**What to produce**
Work through the records below and copy every line that includes "JSON".

**Data shown**
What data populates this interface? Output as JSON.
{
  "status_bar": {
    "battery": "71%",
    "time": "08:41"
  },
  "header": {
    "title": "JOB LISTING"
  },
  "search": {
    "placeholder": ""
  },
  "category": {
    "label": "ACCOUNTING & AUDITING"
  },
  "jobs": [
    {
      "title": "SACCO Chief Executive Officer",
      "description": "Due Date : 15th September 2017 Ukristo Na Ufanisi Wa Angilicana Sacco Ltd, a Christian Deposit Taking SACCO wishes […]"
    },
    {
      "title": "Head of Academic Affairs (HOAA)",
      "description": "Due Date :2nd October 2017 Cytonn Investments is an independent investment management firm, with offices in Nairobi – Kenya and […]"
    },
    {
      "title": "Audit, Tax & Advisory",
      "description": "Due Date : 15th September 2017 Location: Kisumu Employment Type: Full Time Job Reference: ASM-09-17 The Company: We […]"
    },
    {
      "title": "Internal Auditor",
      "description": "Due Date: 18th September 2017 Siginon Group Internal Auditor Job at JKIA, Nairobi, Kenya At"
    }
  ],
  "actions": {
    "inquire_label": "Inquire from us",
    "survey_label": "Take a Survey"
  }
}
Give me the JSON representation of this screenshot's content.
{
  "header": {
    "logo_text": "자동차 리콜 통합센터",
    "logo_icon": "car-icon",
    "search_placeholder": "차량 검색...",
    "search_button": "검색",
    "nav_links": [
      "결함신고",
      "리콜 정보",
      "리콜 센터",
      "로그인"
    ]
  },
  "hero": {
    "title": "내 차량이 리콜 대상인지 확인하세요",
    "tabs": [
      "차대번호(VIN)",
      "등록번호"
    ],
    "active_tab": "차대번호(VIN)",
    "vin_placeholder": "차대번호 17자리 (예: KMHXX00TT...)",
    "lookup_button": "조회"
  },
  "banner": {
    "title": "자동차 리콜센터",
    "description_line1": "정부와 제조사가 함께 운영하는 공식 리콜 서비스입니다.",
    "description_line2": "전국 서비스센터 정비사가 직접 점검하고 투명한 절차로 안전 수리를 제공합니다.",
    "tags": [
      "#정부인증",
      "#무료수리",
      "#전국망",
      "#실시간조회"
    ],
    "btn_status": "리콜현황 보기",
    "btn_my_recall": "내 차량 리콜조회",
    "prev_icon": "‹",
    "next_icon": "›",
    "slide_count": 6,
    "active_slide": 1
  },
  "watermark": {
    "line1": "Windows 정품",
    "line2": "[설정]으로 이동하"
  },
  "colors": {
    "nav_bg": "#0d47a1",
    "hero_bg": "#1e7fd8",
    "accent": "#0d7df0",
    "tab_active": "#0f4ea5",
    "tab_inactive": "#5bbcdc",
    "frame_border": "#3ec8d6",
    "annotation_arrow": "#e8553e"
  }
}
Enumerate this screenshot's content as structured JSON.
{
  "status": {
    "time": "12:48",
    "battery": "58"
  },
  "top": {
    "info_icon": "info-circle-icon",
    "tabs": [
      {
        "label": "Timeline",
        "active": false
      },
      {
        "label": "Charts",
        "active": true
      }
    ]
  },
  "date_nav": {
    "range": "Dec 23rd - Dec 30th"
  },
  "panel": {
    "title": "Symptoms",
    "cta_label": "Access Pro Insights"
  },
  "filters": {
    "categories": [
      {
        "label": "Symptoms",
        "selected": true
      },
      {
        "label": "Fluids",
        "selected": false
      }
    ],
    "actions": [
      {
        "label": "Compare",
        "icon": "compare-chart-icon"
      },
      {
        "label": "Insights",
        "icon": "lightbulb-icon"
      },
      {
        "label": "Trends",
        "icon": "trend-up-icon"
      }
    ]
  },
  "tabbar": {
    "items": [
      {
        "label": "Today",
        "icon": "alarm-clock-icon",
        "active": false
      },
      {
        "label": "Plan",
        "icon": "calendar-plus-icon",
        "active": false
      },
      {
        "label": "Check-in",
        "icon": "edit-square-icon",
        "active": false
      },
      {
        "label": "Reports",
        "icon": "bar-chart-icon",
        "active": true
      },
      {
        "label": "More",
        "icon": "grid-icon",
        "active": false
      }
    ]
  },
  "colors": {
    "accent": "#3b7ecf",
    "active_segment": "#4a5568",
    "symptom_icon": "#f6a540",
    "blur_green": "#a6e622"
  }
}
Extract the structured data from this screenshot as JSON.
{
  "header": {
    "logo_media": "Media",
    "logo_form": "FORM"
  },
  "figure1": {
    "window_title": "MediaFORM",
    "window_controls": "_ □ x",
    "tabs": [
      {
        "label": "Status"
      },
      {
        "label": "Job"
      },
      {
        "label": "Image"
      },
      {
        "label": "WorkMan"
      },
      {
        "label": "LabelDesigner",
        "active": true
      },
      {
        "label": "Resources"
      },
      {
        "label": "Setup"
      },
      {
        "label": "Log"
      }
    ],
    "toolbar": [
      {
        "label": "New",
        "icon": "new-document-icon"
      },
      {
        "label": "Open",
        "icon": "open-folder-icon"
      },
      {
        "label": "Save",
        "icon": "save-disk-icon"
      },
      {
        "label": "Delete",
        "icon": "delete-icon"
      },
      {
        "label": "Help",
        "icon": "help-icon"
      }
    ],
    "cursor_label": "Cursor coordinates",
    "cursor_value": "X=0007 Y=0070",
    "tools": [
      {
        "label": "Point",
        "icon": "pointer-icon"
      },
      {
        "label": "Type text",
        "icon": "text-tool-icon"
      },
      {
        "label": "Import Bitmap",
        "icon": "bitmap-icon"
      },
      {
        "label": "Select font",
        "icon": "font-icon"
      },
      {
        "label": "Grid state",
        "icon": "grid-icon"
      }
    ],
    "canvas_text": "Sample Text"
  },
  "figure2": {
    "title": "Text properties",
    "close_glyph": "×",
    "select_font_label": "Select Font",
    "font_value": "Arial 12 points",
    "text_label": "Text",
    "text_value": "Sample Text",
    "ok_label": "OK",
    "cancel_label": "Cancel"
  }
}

**Task solution**
What data populates this interface? Output as JSON.
Give me the JSON representation of this screenshot's content.
Enumerate this screenshot's content as structured JSON.
Extract the structured data from this screenshot as JSON.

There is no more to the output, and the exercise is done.